to your understanding, and a consolation to your heart; your wisdom, your righteousness, your glory and salvation. But this brings us to speak at length upon the third thing proposed, which is the remedy of this evil.

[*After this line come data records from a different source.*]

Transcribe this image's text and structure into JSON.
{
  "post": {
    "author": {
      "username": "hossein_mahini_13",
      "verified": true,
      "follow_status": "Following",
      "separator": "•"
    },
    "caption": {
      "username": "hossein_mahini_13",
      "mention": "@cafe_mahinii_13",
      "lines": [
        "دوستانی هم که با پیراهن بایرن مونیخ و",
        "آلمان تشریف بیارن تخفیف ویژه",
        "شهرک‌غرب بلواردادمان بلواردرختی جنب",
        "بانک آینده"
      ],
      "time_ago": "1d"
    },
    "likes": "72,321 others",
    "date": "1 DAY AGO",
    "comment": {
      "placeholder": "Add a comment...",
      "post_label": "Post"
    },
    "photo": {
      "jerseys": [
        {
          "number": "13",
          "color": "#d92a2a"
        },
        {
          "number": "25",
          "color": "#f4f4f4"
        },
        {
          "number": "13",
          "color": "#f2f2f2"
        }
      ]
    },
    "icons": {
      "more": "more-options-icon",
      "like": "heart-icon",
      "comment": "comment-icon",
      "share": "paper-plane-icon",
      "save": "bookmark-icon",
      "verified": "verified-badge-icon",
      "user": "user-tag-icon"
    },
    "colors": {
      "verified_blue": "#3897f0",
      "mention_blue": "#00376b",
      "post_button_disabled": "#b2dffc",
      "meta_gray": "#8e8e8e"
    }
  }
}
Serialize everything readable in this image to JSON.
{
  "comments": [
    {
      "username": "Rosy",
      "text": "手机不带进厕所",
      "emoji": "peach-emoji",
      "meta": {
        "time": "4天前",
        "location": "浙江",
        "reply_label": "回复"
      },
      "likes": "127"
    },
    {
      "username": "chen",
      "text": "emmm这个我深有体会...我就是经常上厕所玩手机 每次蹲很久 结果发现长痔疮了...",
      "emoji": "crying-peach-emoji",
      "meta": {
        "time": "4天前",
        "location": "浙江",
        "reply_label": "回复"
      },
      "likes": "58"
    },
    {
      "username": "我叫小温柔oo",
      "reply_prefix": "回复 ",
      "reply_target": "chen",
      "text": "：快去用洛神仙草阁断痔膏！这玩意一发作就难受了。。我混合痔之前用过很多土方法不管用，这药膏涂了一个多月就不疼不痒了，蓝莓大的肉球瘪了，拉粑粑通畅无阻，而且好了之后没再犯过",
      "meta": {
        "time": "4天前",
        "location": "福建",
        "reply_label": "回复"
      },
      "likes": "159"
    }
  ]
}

III. THE REMEDY. Having thus taught you, dearly beloved brethren, according to my best ability, that this thinness of soil which retaineth not enough of moisture for the heavenly seed, ariseth from the vanities of life, and the falsehoods of worldly intercourse, with all other dishonesties and deceptions, which, though unseen and unblamed, are the true ingredients of worldly life, and which do so weaken the conscience and love of truth, and familiarise the soul to depart from uprightness for present pleasure and profit, that the unction of the Holy One which is truth and no lie, cannot abide in them, or the fruits of his Spirit be produced of them ;-having also shewn you that their having no root in themselves cometh necessarily from their being outwardly directed in their thoughts and purposes, and looking to the appearance of things, in the eye of others, and consulting for its present expediency to the well-being of themselves, from making the children of Satan judges over them, and some forms of the visible kingdom the ultimate end of their life, instead of searching inward for the gift of faith, walking by its guidance, and coveting the best gifts of the Spirit, and the approbation of their own conscience and the word of God, and consulting for their comeliness and gracefulness in his eye-sight;—having also explained how, in consequence of this scattered and dissolute character, they are not capable of